"Moderazione" is the message from the powers that be, persuasively argued Mark Silk of Trinity College's Leonard E. Greenberg Center for the Study of Religion in Public Life.
Catholic religious journalist David Gibson wrote that some bishops may be uneasy with the "more strident and even partisan tone of many church leaders":
Last week, Santa Fe Archbishop Michael Sheehan publicly broke with that minority, telling National Catholic Reporter that the anti-Obama views represented a minority of bishops, and that the majority was hesitant to speak up.
"The bishops don't want to have a battle in public with each other, but I think the majority of bishops in the country didn't join in with that, would not be in agreement with that approach. It's well intentioned, but we don't lose our dignity by being strong in the belief that we have but also talking to others that don't have our belief. We don't lose our dignity by that," he said.

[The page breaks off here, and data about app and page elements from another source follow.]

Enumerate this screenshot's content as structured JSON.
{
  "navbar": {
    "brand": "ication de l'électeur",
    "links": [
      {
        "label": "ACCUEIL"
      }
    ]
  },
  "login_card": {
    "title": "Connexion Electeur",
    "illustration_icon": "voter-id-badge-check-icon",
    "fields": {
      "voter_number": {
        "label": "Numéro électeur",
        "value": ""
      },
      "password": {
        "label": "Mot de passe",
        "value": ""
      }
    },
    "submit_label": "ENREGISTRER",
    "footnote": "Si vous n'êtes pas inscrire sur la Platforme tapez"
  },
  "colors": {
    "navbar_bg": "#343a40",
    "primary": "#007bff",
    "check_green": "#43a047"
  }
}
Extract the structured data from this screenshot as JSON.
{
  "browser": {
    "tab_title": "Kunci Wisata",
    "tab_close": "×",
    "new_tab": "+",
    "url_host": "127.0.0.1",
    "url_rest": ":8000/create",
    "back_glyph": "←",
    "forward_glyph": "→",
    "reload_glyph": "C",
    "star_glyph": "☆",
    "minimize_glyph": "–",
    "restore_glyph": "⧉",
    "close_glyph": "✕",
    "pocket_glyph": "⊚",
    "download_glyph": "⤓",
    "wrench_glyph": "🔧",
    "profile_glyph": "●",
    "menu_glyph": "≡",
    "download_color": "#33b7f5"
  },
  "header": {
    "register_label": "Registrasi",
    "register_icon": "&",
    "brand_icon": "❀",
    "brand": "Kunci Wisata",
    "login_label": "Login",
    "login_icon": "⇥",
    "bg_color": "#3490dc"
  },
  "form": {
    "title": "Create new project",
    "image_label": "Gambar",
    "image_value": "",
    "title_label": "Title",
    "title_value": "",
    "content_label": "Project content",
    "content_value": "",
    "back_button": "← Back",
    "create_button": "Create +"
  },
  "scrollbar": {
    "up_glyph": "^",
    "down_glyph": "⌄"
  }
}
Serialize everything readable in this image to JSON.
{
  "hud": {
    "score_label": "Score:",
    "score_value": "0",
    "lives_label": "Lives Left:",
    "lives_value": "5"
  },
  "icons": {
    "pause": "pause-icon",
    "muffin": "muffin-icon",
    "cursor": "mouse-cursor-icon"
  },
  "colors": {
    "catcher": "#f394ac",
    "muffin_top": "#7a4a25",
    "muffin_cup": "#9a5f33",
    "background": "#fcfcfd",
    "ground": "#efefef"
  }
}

Too bad for the protestant Religious Right? It relies on what Silk calls "take-no-prisoners" members of the Catholic hierarchy to echo and add credence to its campaigns - most recently the counter-factual campaign against health care reform.